PHILADELPHIA The Food and Drug Administration did not completely withdraw from the market a drug used to treat a dangerous low blood pressure condition, but merely proposed to do so as a “step in the regulatory process,” according to a document posted on the agency’s website Monday.
The agency said its proposal last month to withdraw approval for Shire’s drug ProAmatine (midodrine) did not represent the actual withdrawal of the drug from the market, while calling for more data on the drug to verify its clinical benefit.
The drug, originally made by Roberts Pharmaceutical, received accelerated approval in 1996 as a treatment for orthostatic hypotension, a condition in which patients are unable to maintain blood pressure when standing. The drug since has been approved in generic form as well. Shire acquired rights to the drug when it acquired Roberts in 1999.
On Aug. 16, the FDA proposed withdrawing marketing approval for ProAmatine because of a failure of clinical study data to demonstrate its efficacy in patients with the condition, though many patients, physicians and professional groups continue to regard it as efficacious, according to the document.
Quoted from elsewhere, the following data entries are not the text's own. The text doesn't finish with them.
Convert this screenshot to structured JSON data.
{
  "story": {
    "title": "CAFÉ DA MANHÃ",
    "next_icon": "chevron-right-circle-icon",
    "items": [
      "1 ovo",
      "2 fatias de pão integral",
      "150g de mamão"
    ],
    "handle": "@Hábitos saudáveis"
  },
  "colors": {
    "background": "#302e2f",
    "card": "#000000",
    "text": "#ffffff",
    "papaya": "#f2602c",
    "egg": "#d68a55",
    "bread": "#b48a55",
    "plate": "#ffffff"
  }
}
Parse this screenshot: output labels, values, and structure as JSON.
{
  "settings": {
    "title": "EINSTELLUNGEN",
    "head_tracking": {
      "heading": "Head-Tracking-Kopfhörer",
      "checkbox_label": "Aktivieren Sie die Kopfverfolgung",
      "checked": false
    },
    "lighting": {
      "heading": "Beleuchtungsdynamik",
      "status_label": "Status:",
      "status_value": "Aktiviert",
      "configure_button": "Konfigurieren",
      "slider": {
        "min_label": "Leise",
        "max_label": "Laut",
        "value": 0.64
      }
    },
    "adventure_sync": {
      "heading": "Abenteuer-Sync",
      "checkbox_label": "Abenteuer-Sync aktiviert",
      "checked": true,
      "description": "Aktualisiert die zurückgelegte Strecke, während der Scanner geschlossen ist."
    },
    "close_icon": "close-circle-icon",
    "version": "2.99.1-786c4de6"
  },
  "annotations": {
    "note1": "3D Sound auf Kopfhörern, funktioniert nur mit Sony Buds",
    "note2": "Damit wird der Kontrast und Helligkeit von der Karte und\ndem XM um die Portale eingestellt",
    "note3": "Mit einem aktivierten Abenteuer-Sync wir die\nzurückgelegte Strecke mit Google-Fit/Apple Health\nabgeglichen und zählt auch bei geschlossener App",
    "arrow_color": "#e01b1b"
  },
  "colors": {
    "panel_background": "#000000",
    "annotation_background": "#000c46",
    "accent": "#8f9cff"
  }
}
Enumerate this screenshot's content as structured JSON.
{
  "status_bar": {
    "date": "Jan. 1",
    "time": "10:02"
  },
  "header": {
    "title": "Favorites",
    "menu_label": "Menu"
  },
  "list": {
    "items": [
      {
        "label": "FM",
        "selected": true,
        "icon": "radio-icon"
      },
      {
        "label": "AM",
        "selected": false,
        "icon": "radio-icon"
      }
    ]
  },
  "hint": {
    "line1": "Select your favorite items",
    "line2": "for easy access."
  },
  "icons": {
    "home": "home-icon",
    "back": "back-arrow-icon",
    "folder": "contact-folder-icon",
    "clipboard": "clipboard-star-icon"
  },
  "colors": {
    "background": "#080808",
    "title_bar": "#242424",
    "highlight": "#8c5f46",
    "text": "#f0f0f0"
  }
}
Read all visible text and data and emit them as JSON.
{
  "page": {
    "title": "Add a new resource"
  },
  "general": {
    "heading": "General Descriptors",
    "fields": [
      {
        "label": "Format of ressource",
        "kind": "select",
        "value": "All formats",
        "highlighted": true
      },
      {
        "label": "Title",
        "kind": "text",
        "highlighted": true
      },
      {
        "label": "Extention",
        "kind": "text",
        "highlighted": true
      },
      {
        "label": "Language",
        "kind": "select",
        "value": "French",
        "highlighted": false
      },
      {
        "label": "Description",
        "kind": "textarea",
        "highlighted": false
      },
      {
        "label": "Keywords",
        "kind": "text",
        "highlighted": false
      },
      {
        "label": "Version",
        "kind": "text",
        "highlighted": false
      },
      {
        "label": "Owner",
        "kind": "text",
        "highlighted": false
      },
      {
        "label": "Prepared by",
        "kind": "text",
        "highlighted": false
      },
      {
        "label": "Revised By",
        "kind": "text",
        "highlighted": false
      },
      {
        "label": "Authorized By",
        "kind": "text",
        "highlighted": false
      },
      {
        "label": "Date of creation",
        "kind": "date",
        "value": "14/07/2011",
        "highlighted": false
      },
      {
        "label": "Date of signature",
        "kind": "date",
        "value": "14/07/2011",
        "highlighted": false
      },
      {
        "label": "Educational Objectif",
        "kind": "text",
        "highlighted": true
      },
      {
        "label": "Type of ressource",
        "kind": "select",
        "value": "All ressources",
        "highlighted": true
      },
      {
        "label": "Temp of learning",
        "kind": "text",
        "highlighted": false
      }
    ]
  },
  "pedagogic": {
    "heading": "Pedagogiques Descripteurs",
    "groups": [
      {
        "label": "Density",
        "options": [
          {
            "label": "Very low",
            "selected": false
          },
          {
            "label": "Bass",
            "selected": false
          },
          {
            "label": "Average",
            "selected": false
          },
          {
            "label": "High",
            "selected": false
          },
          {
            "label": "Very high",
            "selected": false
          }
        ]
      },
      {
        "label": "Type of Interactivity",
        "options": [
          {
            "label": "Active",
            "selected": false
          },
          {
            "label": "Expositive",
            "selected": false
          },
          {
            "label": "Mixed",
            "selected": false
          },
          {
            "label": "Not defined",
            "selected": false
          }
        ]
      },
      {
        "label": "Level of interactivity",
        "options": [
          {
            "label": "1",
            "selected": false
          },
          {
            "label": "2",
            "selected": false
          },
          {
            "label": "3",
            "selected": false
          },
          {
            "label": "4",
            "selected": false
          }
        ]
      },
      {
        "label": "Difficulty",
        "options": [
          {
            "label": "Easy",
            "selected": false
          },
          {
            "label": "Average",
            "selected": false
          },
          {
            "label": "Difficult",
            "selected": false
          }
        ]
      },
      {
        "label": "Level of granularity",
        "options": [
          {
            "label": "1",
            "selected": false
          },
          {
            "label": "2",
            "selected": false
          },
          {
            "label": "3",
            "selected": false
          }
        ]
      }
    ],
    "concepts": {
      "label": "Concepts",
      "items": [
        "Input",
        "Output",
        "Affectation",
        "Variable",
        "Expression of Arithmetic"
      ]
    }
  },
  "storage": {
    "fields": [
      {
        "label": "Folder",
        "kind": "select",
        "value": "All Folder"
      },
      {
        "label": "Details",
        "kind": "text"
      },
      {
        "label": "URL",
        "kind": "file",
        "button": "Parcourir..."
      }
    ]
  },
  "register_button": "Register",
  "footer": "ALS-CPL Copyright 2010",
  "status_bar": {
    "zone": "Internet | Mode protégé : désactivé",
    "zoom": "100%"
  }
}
Shire announced Aug. 17 that it had elected to withdraw the drug, effective Sept. 30.
Shire hailed the news. “Shire is very pleased that FDA has stated that ‘continued patient access to midodrine is a key agency priority’ and that the FDA has taken action allowing midodrine to remain accessible to patients and their families who rely on this medicine,” Shire SVP research and development Jeffrey Jonas said. “We look forward to continuing our ongoing discussions with the FDA related to the efficacy of this medicine.”